Song to Song

In this modern love story set against the Austin, Texas music scene, two entangled couples — struggling songwriters Faye and BV, and music mogul Cook and the waitress whom he ensnares — chase success through a rock ‘n’ roll landscape of seduction and betrayal.

Letterboxd

Add a review

GoWatchIt

See more films

Reviews

  • ★★★★★ review by Eli Hayes on Letterboxd

    I believe the reason why Terrence Malick's aggressive cutting and fracturing of his footage -- the self-destructive, almost imploding nature of his editing process -- neutralizes his narratives and consequentially makes them feel so complete (as opposed to traditional narratives), is because of the way in which our minds perceive, dissolve and rebuild experience through memory; our lives, some so deeply incomplete and yet still the most generally complete notion that we're capable of considering, are but fragments and deconstructions and reconstructions and, thus, the crafting of this sort of splintered cinema is what renders his films so conclusive and absolute, for all we have to compare them to are our own shattered and superglued existences.

  • ★★★★½ review by Arielrocks5 on Letterboxd

    This is probably the loosest and most alienating I've seen Malick get (which is saying a LOT). The cuts are more aggressive and the actors are given full freedom with what they say and can do, so pretty much anything can and probably will happen, and it's all in the case of Malick to make a create a complete film out of it.

    Somehow, through his own magic, he pulls it off with flying colors.

    Probably the most enthralling piece of cinema to grace us this year, both from narrative and technical standpoints. Both floor the viewer with stuff previously seen in his previous installments ("To The Wonder", "Knight of Cups"), this time at full force and never stopping.

    Rooney, Fassy, The Goose Man, and the JFK's wife are all absolutely phenomenal, showing how the act of movement and their expressions can be enough to convey the deepest and darkest emotions their characters are going through.

    Music is off the charts too (when Danse Macabre by Camille Saint-Saëns started playing I nearly lost my mind), on top of the camera work and cinematography.

    But again, much like most of my experiences with Malick's film, I don't think one viewing is enough to get on his wave length with what he's trying to say and showcase, and it always leaves me hungry for more (these thing do NOT feel two hours long and it always makes me sad when they have to end ((also that final shot is so lovely)) ), so I can't wait to watch it again with friends later as the weeks go on.

    I can't recommend it to everyone, but for those willing to give it a shot, are in for an experience unlike any other they'll see this year...




































    Also yes; waiting this long to see Rooney's Belly under Emmanuel Lubezki's cinematography was SO WORTH IT.

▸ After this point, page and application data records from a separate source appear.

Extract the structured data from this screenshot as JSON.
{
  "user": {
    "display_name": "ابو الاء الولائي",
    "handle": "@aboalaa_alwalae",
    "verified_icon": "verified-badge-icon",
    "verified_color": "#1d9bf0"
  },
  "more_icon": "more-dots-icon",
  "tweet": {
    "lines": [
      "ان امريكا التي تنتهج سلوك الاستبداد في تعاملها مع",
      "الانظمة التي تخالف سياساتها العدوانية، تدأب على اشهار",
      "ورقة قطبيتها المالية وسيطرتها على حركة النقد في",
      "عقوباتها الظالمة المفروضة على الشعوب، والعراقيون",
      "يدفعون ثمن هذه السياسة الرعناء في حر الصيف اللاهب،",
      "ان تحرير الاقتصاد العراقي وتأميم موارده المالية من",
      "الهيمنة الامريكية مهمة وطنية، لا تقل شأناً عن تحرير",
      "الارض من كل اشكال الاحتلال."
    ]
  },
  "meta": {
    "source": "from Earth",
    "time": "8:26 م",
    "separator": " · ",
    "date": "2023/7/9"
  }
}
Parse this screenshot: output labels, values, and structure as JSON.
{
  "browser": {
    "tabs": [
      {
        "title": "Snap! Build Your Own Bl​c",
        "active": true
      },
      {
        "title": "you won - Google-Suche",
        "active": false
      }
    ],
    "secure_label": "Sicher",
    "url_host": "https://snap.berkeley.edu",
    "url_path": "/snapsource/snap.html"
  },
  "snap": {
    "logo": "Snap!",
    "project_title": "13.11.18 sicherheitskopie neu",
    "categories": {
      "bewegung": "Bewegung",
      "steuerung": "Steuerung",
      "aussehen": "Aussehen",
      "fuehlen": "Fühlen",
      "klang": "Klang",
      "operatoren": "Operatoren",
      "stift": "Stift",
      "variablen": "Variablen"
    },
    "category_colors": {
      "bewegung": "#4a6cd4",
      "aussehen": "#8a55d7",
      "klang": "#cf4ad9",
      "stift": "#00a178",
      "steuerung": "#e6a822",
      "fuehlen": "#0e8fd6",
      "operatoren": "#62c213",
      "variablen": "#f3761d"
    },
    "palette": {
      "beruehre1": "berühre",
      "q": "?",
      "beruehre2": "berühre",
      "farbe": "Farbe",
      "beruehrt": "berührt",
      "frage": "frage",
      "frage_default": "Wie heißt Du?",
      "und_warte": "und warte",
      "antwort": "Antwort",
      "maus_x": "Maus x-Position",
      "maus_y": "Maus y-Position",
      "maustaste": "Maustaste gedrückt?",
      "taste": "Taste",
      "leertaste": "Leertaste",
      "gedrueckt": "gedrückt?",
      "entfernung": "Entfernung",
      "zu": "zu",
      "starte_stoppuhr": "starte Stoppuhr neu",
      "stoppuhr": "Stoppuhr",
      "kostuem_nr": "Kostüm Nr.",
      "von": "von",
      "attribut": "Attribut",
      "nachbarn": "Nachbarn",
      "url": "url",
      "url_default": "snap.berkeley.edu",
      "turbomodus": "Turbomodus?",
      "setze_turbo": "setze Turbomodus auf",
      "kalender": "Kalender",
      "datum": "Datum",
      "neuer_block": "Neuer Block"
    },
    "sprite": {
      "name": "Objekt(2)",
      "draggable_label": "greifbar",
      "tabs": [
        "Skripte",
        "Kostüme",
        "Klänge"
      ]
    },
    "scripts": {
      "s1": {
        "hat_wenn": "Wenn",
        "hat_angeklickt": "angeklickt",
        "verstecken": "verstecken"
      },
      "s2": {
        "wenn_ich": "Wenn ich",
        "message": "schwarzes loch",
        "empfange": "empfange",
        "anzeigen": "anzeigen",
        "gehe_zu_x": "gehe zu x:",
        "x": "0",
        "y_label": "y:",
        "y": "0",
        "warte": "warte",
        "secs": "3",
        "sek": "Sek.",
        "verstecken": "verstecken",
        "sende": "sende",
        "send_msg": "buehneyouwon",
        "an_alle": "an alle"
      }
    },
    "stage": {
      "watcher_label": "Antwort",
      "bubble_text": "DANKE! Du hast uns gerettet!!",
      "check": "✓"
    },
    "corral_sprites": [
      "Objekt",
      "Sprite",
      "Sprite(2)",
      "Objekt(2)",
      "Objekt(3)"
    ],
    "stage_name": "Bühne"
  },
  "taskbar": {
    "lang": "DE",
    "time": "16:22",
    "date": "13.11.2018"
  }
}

  • ★★★★½ review by josh lewis🌹 on Letterboxd

    " none of this exists... it's all just free fall"

    you know how ya'll felt about La La Land? same for me but with this

  • ★★★★★ review by Eli Hayes on Letterboxd

    Malick's post-TTOL deconstructionist narrative trilogy has very little do to with the notion of traditional "character" or "character development" and more to do with utilizing human bodies as avatars to convey psychological complexities of the collective unconscious, not so much representative of individual people as representative of models embodying a slice of the autobiographical pie. His method is fundamentally opposite to how we're meant, or how we've been taught, to perceive "character" or the presence of bodies & minds on screen; rather than observing the whole of an individual, a complete picture of a person, and re-tracing our steps to uncover the smaller, more intimate psychological details of the individual's inner clockwork (the popular "character approach"), we're instead presented with those intricacies head-on and, from the smaller, experiental units & emotional complexities, we're asked to form the tossed aside, simpler shell of the "character," their entirety, what we've been schooled to believe is the necessity or bulk of a human being's cinematic personality, but what is really just skin which, once shed, leaves room to comment on not only the individual of focus but, through them, on their environment and the culture which has shaped them (and vice versa).

  • ★★★★★ review by Wes on Letterboxd

    ryan gosling in a dirty white tank top with his biceps showing is pride month smiling down on me

  • See all reviews

Tweets